    13. Which poor? Which markets? Producers, consumers, employees

    14. Diagnostic process Incentives Capacity Relationships

    15. Using different tools Symptoms Causes The poor and their context Socio-economic studies, census data, poverty assessments, livelihoods analysis, investment climate surveys, competitiveness analysis, drivers of change Specific market system Systemic constraints Access frontier, value chain analysis, consumer research, productivity studies, regulatory reviews, organisational appraisal tools, stakeholder analysis, participatory tools Intervention focus Focused interaction with informants, interviews, focus group discussions, brainstorming

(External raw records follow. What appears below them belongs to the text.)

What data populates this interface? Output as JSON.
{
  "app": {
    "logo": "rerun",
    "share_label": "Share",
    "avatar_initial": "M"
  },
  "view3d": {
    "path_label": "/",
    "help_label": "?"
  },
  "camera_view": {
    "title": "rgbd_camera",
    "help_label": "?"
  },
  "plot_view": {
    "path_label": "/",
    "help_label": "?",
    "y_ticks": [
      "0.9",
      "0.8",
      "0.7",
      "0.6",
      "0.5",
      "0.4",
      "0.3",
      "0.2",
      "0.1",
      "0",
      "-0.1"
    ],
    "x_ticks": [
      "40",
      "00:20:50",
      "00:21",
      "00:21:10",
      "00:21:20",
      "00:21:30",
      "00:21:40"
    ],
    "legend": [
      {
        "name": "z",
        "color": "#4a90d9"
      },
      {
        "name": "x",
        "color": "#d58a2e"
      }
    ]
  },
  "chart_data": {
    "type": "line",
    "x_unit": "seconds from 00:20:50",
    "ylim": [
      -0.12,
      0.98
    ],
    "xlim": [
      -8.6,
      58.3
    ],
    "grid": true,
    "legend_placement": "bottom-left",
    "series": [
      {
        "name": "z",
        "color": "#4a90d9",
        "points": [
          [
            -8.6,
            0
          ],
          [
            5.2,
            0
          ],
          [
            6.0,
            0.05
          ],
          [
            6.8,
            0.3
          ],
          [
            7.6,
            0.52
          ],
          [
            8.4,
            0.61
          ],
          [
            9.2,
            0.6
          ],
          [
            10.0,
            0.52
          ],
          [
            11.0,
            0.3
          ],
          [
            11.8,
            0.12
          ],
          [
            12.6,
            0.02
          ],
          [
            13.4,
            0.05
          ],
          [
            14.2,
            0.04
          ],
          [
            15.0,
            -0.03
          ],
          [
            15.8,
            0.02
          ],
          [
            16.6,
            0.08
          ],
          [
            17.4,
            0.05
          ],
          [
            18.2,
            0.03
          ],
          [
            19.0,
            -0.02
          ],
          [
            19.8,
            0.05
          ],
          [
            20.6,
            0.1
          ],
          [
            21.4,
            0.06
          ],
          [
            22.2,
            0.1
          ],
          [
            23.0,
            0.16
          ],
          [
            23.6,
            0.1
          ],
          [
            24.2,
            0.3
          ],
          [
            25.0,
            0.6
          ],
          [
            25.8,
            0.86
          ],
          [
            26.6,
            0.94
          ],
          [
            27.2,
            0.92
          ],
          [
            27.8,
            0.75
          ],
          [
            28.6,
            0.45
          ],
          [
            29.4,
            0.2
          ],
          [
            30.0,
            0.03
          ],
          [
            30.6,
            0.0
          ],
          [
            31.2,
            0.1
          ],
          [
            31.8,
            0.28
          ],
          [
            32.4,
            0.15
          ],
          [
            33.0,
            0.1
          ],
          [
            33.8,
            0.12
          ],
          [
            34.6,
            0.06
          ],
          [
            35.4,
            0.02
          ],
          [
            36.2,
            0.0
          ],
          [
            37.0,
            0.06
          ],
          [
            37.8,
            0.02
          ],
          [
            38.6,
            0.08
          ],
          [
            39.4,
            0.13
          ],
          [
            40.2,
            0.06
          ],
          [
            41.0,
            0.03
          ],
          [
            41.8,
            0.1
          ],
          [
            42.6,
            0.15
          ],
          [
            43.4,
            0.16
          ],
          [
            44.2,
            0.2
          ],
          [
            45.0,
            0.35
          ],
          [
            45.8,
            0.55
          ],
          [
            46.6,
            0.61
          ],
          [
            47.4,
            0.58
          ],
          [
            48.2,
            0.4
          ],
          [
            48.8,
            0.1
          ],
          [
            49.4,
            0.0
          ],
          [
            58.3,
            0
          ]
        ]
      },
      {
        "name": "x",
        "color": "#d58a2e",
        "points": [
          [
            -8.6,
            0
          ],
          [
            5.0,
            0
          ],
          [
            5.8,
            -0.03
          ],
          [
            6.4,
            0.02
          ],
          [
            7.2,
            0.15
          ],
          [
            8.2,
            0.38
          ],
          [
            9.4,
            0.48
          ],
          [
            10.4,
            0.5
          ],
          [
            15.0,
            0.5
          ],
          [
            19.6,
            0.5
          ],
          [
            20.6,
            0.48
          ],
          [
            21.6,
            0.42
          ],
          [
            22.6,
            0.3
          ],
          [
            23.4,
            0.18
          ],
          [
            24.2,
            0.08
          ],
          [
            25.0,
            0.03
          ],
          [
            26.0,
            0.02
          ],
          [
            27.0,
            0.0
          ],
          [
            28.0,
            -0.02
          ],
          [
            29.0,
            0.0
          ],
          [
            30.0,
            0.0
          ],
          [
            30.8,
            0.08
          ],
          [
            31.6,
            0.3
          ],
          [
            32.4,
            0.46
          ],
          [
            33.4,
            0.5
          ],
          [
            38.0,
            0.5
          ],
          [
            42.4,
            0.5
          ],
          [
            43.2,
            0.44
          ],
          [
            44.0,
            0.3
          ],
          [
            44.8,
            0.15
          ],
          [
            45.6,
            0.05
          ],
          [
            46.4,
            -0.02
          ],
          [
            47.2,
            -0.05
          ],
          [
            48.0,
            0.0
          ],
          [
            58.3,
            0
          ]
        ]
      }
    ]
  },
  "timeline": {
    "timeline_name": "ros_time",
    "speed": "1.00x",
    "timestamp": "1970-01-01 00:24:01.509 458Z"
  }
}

    16. M4P: delivering significant, sustainable change • Vegetable value chain in Bangladesh • Higher outputs and productivity amongst 1m vegetable farmers • Systemic changes • Better farming practices, resulting from ... • ... Improved information flows through input retailers • Training supplied by input suppliers • Changing the input supply business model • Financial services in South Africa • Higher access: 39% (8.8m) in 2002 – 60% (19m) in 2007 • Systemic changes • New commercial information source • Improved regulatory processes • Better coordination • Improved innovation processes Coordination New M4P “models” in Vietnam Making carbon markets work for the poor; small-scale infra services Dairy sector in Armenia Doubling output, securing market access, tripling incomes for 2000 farmers Small wool farmers in S Africa Improved access to services and higher incomes for 5,000 farmers

    17. 4. M4P issues • Improving usability: perceived complexity, lack of instruments, “linked” or inter-locking markets • People, people, people: market for M4P services? • Political economy of multi-stakeholder approach • Measurement of systemic change in markets and development impact • Time scales and capacity to spend • Over design – under implement: donor incentives • Risk: Portfolio approach – accountability and flexibility, based on good M&E • M4P and the “Grand Challenges”

    18. 5. Next Steps? • Better knowledge management and learning from positive experiences on the ground • Further refining the M4P approach, making it easier to understand and more compelling • Sharper definition of “core M4P products” • Deeper integration of political economy approaches • Gaining more buy in from Governments, civil society and other donors • Attracting more direct participation from the private sector • Building advocacy capacity and alliances with “change agents” • Better understanding of M4P impact and potential contributions to growth strategies

    19. Thank You!